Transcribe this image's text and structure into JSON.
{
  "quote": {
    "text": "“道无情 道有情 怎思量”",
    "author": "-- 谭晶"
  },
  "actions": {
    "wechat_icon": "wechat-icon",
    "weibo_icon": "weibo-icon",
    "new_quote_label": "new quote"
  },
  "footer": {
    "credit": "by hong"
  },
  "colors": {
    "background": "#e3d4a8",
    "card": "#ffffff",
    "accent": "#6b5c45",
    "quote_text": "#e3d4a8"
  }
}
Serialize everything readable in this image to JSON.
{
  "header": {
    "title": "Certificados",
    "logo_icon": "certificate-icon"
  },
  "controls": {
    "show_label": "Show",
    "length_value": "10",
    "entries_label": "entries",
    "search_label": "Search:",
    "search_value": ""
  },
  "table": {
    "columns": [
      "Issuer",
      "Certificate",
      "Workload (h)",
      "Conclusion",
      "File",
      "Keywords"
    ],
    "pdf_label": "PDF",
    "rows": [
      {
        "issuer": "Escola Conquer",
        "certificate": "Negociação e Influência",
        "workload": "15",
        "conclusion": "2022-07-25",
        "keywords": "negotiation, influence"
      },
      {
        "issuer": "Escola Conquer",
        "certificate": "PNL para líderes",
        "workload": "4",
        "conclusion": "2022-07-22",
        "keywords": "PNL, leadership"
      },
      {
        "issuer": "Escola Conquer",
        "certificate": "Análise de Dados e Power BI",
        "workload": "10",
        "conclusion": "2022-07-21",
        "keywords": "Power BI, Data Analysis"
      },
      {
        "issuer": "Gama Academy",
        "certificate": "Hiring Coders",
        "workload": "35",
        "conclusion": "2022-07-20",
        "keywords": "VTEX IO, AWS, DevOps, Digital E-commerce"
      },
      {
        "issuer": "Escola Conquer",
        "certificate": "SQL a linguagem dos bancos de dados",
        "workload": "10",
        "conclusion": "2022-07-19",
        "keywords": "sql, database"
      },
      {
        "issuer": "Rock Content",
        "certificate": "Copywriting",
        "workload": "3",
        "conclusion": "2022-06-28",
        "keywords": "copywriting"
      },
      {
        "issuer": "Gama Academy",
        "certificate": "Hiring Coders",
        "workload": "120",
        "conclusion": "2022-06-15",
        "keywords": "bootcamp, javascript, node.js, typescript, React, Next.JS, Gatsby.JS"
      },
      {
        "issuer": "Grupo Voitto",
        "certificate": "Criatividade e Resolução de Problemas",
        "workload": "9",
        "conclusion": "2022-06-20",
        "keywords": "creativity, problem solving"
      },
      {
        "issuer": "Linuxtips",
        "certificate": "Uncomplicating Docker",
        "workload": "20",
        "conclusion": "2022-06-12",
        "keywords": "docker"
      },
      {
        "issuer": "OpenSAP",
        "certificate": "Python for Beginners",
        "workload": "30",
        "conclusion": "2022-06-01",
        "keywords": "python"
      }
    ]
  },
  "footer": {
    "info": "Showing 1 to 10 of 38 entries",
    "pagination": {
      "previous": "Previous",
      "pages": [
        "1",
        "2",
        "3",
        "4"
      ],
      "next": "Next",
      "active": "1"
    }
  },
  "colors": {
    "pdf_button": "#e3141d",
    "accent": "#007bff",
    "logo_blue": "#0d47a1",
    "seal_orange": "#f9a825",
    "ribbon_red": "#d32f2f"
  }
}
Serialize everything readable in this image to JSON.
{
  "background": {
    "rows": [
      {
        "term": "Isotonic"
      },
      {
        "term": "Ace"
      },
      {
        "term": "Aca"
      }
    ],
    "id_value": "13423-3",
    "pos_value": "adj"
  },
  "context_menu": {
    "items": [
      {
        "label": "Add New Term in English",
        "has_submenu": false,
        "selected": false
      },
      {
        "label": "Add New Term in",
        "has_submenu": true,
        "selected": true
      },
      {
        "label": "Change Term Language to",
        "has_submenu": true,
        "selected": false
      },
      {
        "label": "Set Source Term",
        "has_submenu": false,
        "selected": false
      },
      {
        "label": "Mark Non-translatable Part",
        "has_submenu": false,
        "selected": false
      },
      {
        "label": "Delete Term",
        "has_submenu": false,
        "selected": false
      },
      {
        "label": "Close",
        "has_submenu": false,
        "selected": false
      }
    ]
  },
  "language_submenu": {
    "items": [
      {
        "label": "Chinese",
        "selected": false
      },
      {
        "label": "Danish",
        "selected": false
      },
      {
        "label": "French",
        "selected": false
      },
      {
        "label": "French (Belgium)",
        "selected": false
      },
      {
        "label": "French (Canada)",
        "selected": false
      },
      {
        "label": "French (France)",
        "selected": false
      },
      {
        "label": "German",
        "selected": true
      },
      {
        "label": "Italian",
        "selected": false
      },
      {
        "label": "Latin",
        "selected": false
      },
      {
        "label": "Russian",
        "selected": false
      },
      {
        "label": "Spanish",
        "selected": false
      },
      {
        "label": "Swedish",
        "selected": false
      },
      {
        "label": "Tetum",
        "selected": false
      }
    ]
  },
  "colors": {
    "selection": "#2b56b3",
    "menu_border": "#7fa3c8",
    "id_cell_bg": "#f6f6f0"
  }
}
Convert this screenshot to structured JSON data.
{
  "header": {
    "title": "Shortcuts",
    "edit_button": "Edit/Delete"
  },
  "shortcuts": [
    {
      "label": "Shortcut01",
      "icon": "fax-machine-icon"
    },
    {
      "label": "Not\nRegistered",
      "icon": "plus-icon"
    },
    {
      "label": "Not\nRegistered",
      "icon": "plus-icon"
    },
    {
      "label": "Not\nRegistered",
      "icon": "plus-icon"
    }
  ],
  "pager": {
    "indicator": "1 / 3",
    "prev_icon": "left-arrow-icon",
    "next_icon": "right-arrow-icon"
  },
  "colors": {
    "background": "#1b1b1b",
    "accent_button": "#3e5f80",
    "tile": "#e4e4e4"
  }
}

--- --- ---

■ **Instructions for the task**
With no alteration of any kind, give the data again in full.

■ **Answer to the exercise**
Transcribe this image's text and structure into JSON.
{
  "quote": {
    "text": "“道无情 道有情 怎思量”",
    "author": "-- 谭晶"
  },
  "actions": {
    "wechat_icon": "wechat-icon",
    "weibo_icon": "weibo-icon",
    "new_quote_label": "new quote"
  },
  "footer": {
    "credit": "by hong"
  },
  "colors": {
    "background": "#e3d4a8",
    "card": "#ffffff",
    "accent": "#6b5c45",
    "quote_text": "#e3d4a8"
  }
}
Serialize everything readable in this image to JSON.
{
  "header": {
    "title": "Certificados",
    "logo_icon": "certificate-icon"
  },
  "controls": {
    "show_label": "Show",
    "length_value": "10",
    "entries_label": "entries",
    "search_label": "Search:",
    "search_value": ""
  },
  "table": {
    "columns": [
      "Issuer",
      "Certificate",
      "Workload (h)",
      "Conclusion",
      "File",
      "Keywords"
    ],
    "pdf_label": "PDF",
    "rows": [
      {
        "issuer": "Escola Conquer",
        "certificate": "Negociação e Influência",
        "workload": "15",
        "conclusion": "2022-07-25",
        "keywords": "negotiation, influence"
      },
      {
        "issuer": "Escola Conquer",
        "certificate": "PNL para líderes",
        "workload": "4",
        "conclusion": "2022-07-22",
        "keywords": "PNL, leadership"
      },
      {
        "issuer": "Escola Conquer",
        "certificate": "Análise de Dados e Power BI",
        "workload": "10",
        "conclusion": "2022-07-21",
        "keywords": "Power BI, Data Analysis"
      },
      {
        "issuer": "Gama Academy",
        "certificate": "Hiring Coders",
        "workload": "35",
        "conclusion": "2022-07-20",
        "keywords": "VTEX IO, AWS, DevOps, Digital E-commerce"
      },
      {
        "issuer": "Escola Conquer",
        "certificate": "SQL a linguagem dos bancos de dados",
        "workload": "10",
        "conclusion": "2022-07-19",
        "keywords": "sql, database"
      },
      {
        "issuer": "Rock Content",
        "certificate": "Copywriting",
        "workload": "3",
        "conclusion": "2022-06-28",
        "keywords": "copywriting"
      },
      {
        "issuer": "Gama Academy",
        "certificate": "Hiring Coders",
        "workload": "120",
        "conclusion": "2022-06-15",
        "keywords": "bootcamp, javascript, node.js, typescript, React, Next.JS, Gatsby.JS"
      },
      {
        "issuer": "Grupo Voitto",
        "certificate": "Criatividade e Resolução de Problemas",
        "workload": "9",
        "conclusion": "2022-06-20",
        "keywords": "creativity, problem solving"
      },
      {
        "issuer": "Linuxtips",
        "certificate": "Uncomplicating Docker",
        "workload": "20",
        "conclusion": "2022-06-12",
        "keywords": "docker"
      },
      {
        "issuer": "OpenSAP",
        "certificate": "Python for Beginners",
        "workload": "30",
        "conclusion": "2022-06-01",
        "keywords": "python"
      }
    ]
  },
  "footer": {
    "info": "Showing 1 to 10 of 38 entries",
    "pagination": {
      "previous": "Previous",
      "pages": [
        "1",
        "2",
        "3",
        "4"
      ],
      "next": "Next",
      "active": "1"
    }
  },
  "colors": {
    "pdf_button": "#e3141d",
    "accent": "#007bff",
    "logo_blue": "#0d47a1",
    "seal_orange": "#f9a825",
    "ribbon_red": "#d32f2f"
  }
}
Serialize everything readable in this image to JSON.
{
  "background": {
    "rows": [
      {
        "term": "Isotonic"
      },
      {
        "term": "Ace"
      },
      {
        "term": "Aca"
      }
    ],
    "id_value": "13423-3",
    "pos_value": "adj"
  },
  "context_menu": {
    "items": [
      {
        "label": "Add New Term in English",
        "has_submenu": false,
        "selected": false
      },
      {
        "label": "Add New Term in",
        "has_submenu": true,
        "selected": true
      },
      {
        "label": "Change Term Language to",
        "has_submenu": true,
        "selected": false
      },
      {
        "label": "Set Source Term",
        "has_submenu": false,
        "selected": false
      },
      {
        "label": "Mark Non-translatable Part",
        "has_submenu": false,
        "selected": false
      },
      {
        "label": "Delete Term",
        "has_submenu": false,
        "selected": false
      },
      {
        "label": "Close",
        "has_submenu": false,
        "selected": false
      }
    ]
  },
  "language_submenu": {
    "items": [
      {
        "label": "Chinese",
        "selected": false
      },
      {
        "label": "Danish",
        "selected": false
      },
      {
        "label": "French",
        "selected": false
      },
      {
        "label": "French (Belgium)",
        "selected": false
      },
      {
        "label": "French (Canada)",
        "selected": false
      },
      {
        "label": "French (France)",
        "selected": false
      },
      {
        "label": "German",
        "selected": true
      },
      {
        "label": "Italian",
        "selected": false
      },
      {
        "label": "Latin",
        "selected": false
      },
      {
        "label": "Russian",
        "selected": false
      },
      {
        "label": "Spanish",
        "selected": false
      },
      {
        "label": "Swedish",
        "selected": false
      },
      {
        "label": "Tetum",
        "selected": false
      }
    ]
  },
  "colors": {
    "selection": "#2b56b3",
    "menu_border": "#7fa3c8",
    "id_cell_bg": "#f6f6f0"
  }
}
Convert this screenshot to structured JSON data.
{
  "header": {
    "title": "Shortcuts",
    "edit_button": "Edit/Delete"
  },
  "shortcuts": [
    {
      "label": "Shortcut01",
      "icon": "fax-machine-icon"
    },
    {
      "label": "Not\nRegistered",
      "icon": "plus-icon"
    },
    {
      "label": "Not\nRegistered",
      "icon": "plus-icon"
    },
    {
      "label": "Not\nRegistered",
      "icon": "plus-icon"
    }
  ],
  "pager": {
    "indicator": "1 / 3",
    "prev_icon": "left-arrow-icon",
    "next_icon": "right-arrow-icon"
  },
  "colors": {
    "background": "#1b1b1b",
    "accent_button": "#3e5f80",
    "tile": "#e4e4e4"
  }
}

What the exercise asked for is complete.